Hiking in Otsuki

Otsuki (lit. “big moon”) is set in the valleys between the Chichibu and Tanzawa mountain ranges, so you’re quite spoiled for choice when it comes to hiking.
Plus, with the summit of Mt. Fuji just over 30 km away from the city center as the bird flies, the views you can get of the UNESCO World Heritage Site are spectacular.

Twelve Beautiful Views of Fuji

Otsuki designated 12 spots scattered across its surrounding mountains as offering the best views of Mt. Fuji in every season (some trails are closed in winter).

They range in elevation and difficulty—from 550 m to over 2,000 m—to suit the hike or climb you’re looking for, but all can be climbed in a day and warrant bringing a camera along to capture Mt. Fuji in all its solitary glory.

Seeing the winning photos of the city’s annual Twelve Views of Mt. Fuji photography contest, you’ll undoubtedly agree that if the weather smiles upon you and you’ve got your lens at the ready, Otsuki provides a wonderful canvas to capture some truly stunning imagery of the famous mountain, perhaps together with a big moon like the city’s namesake.

Mt. Iwadono and Maruyama Park

Mt. Iwadono is just about a 20-minute walk from Otsuki Station, making it one of the more easily accessible choices on the list of 12 views. With its sheer rock cliff face and unparalleled view, the mountain was also where Iwadono Castle stood, a strategic fortress that was ruled by the local lord and top general of the Takeda samurai clan in the 16th century.

A short 10–15-minute climb up the path first brings you to Maruyama Park, where you’re already treated to a wonderful view of Otsuki with Mt. Fuji in the background (weather permitting, of course). Springtime also brings out the cherry blossoms for an added bonus.

The small community center contains hiking pamphlets and other info about the area, but heading upstairs, you’ll find a small gallery with the submissions made for the annual Mt. Fuji photography contest and they are well worth a look. The basement area also serves as a photo gallery, housing photos of Mt. Fuji taken by pioneering award-winning mountain photographer and Otsuki native, Shiro Shirahata.

Of the four trails up Mt. Iwadono, three are currently closed due to damage from Typhoon Hagibis in 2019 (including the one from Maruyama Park), so please use the Hatagura Route on the northeastern side. Re-opening of the trails will be announced on the Otsuki Tourism Association website.

Once at the 634-meter summit (same height as the Tokyo Sky Tree), the awe factor multiplies and the climb becomes even more worth it. Once you’ve grabbed some Fuji shots, you can head back down the way you came or continue along some of the other trails along the mountain to get your fill of hiking.

Mt. Takagawa

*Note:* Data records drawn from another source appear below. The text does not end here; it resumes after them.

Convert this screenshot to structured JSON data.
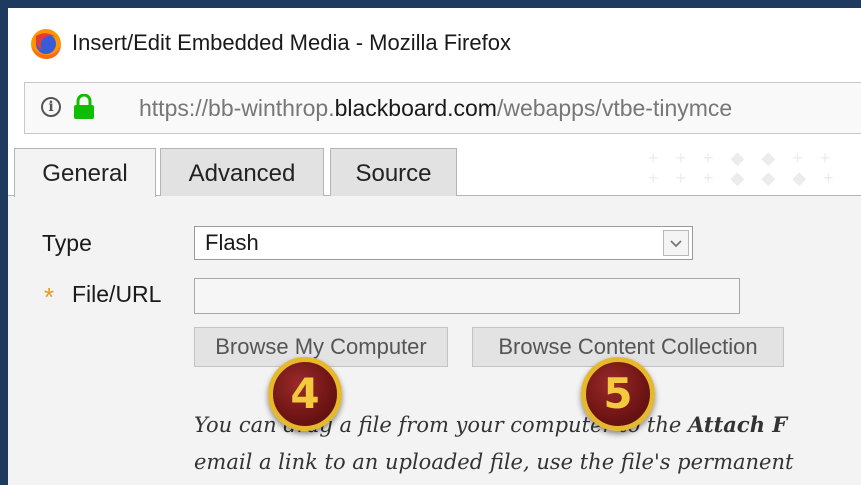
{
  "window": {
    "title": "Insert/Edit Embedded Media - Mozilla Firefox"
  },
  "address_bar": {
    "url_prefix": "https://bb-winthrop.",
    "url_domain": "blackboard.com",
    "url_path": "/webapps/vtbe-tinymce"
  },
  "tabs": [
    {
      "label": "General",
      "active": true
    },
    {
      "label": "Advanced",
      "active": false
    },
    {
      "label": "Source",
      "active": false
    }
  ],
  "form": {
    "type_label": "Type",
    "type_value": "Flash",
    "file_label": "File/URL",
    "file_value": "",
    "required_marker": "*"
  },
  "buttons": {
    "browse_computer": "Browse My Computer",
    "browse_collection": "Browse Content Collection"
  },
  "callouts": {
    "step4": "4",
    "step5": "5"
  },
  "help": {
    "line1_a": "You can drag a file from your computer to the ",
    "line1_b": "Attach F",
    "line2": "email a link to an uploaded file, use the file's permanent"
  },
  "colors": {
    "frame": "#1e3a5f",
    "required": "#e89a1a",
    "badge_fill": "#6e1414",
    "badge_ring": "#e6b82c"
  }
}
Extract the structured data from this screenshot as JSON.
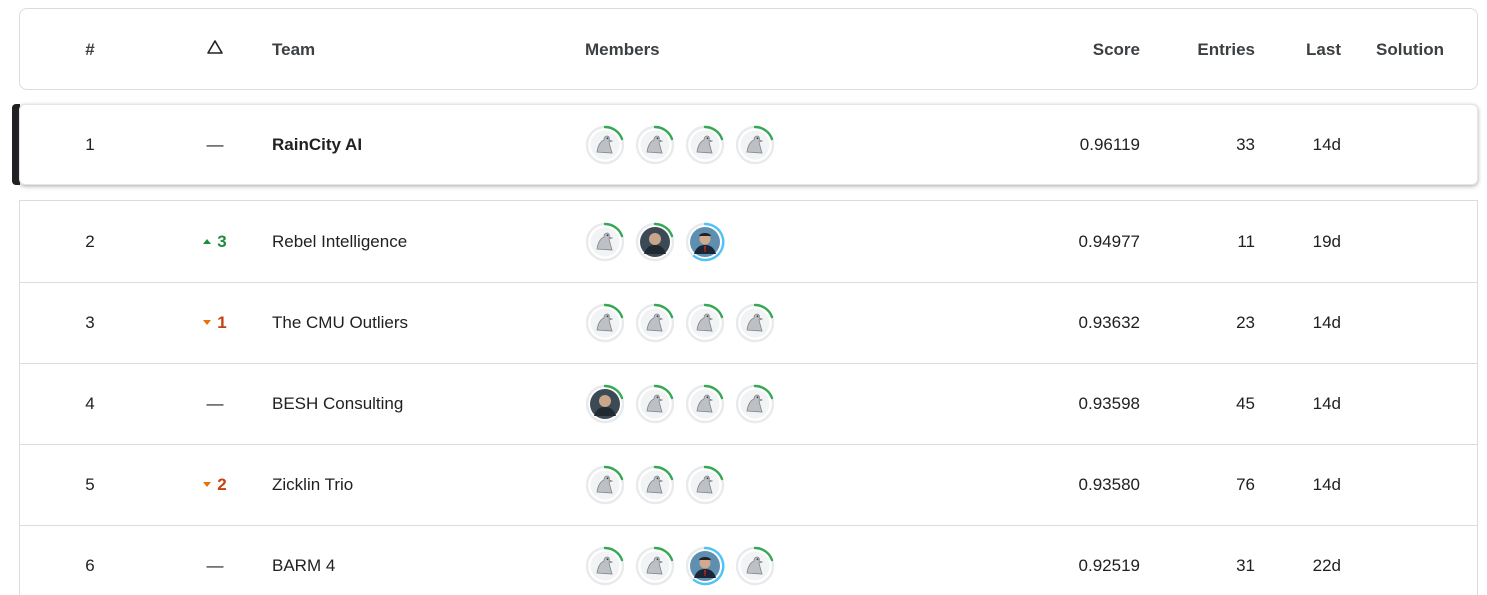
{
  "columns": {
    "rank": "#",
    "delta_icon": "delta-triangle-icon",
    "team": "Team",
    "members": "Members",
    "score": "Score",
    "entries": "Entries",
    "last": "Last",
    "solution": "Solution"
  },
  "colors": {
    "up": "#1e8e3e",
    "down": "#c5410f",
    "ring_green": "#34a853",
    "ring_blue": "#4fc3f7"
  },
  "rows": [
    {
      "rank": "1",
      "delta": "—",
      "delta_dir": "none",
      "team": "RainCity AI",
      "score": "0.96119",
      "entries": "33",
      "last": "14d",
      "members": [
        "default-avatar",
        "default-avatar",
        "default-avatar",
        "default-avatar"
      ]
    },
    {
      "rank": "2",
      "delta": "3",
      "delta_dir": "up",
      "team": "Rebel Intelligence",
      "score": "0.94977",
      "entries": "11",
      "last": "19d",
      "members": [
        "default-avatar",
        "photo-avatar",
        "photo-avatar-blue"
      ]
    },
    {
      "rank": "3",
      "delta": "1",
      "delta_dir": "down",
      "team": "The CMU Outliers",
      "score": "0.93632",
      "entries": "23",
      "last": "14d",
      "members": [
        "default-avatar",
        "default-avatar",
        "default-avatar",
        "default-avatar"
      ]
    },
    {
      "rank": "4",
      "delta": "—",
      "delta_dir": "none",
      "team": "BESH Consulting",
      "score": "0.93598",
      "entries": "45",
      "last": "14d",
      "members": [
        "photo-avatar",
        "default-avatar",
        "default-avatar",
        "default-avatar"
      ]
    },
    {
      "rank": "5",
      "delta": "2",
      "delta_dir": "down",
      "team": "Zicklin Trio",
      "score": "0.93580",
      "entries": "76",
      "last": "14d",
      "members": [
        "default-avatar",
        "default-avatar",
        "default-avatar"
      ]
    },
    {
      "rank": "6",
      "delta": "—",
      "delta_dir": "none",
      "team": "BARM 4",
      "score": "0.92519",
      "entries": "31",
      "last": "22d",
      "members": [
        "default-avatar",
        "default-avatar",
        "photo-avatar-blue",
        "default-avatar"
      ]
    }
  ]
}
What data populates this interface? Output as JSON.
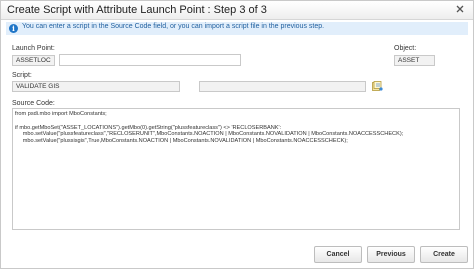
{
  "dialog": {
    "title": "Create Script with Attribute Launch Point : Step 3 of 3",
    "info": "You can enter a script in the Source Code field, or you can import a script file in the previous step."
  },
  "form": {
    "launch_point_label": "Launch Point:",
    "launch_point_value": "ASSETLOC",
    "launch_point_desc": "",
    "object_label": "Object:",
    "object_value": "ASSET",
    "script_label": "Script:",
    "script_value": "VALIDATE GIS",
    "script_desc": "",
    "source_code_label": "Source Code:",
    "source_code": "from psdi.mbo import MboConstants;\n\nif mbo.getMboSet(\"ASSET_LOCATIONS\").getMbo(0).getString(\"plussfeatureclass\") <> 'RECLOSERBANK':\n     mbo.setValue(\"plussfeatureclass\",\"RECLOSERUNIT\",MboConstants.NOACTION | MboConstants.NOVALIDATION | MboConstants.NOACCESSCHECK);\n     mbo.setValue(\"plussisgis\",True,MboConstants.NOACTION | MboConstants.NOVALIDATION | MboConstants.NOACCESSCHECK);"
  },
  "buttons": {
    "cancel": "Cancel",
    "previous": "Previous",
    "create": "Create"
  },
  "icons": {
    "close": "close-icon",
    "info": "info-icon",
    "attach": "attachment-icon"
  },
  "colors": {
    "info_bar": "#e1eefb",
    "info_icon": "#1f75c7",
    "info_text": "#1f5f9f"
  }
}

No. 11 on the list of 12 views, the 976 m tall Mt. Takagawa sits sandwiched between the Katsura and Sasago rivers, meaning it basically stands independent of other mountains and thus offers a nearly 360° panoramic view at the top on a clear day.

It takes about two hours to go from Hatsukari Station to the top (there are multiple routes) and the trek is suited to both beginners and experienced climbers. The recommended season for a clear view is April through early June, and if you’re wanting to get snaps of Fuji in fall colors, early October to late November is your best bet.

The test track for the maglev train also runs through the mountain so you might be able to see the train zoom by if you’re lucky!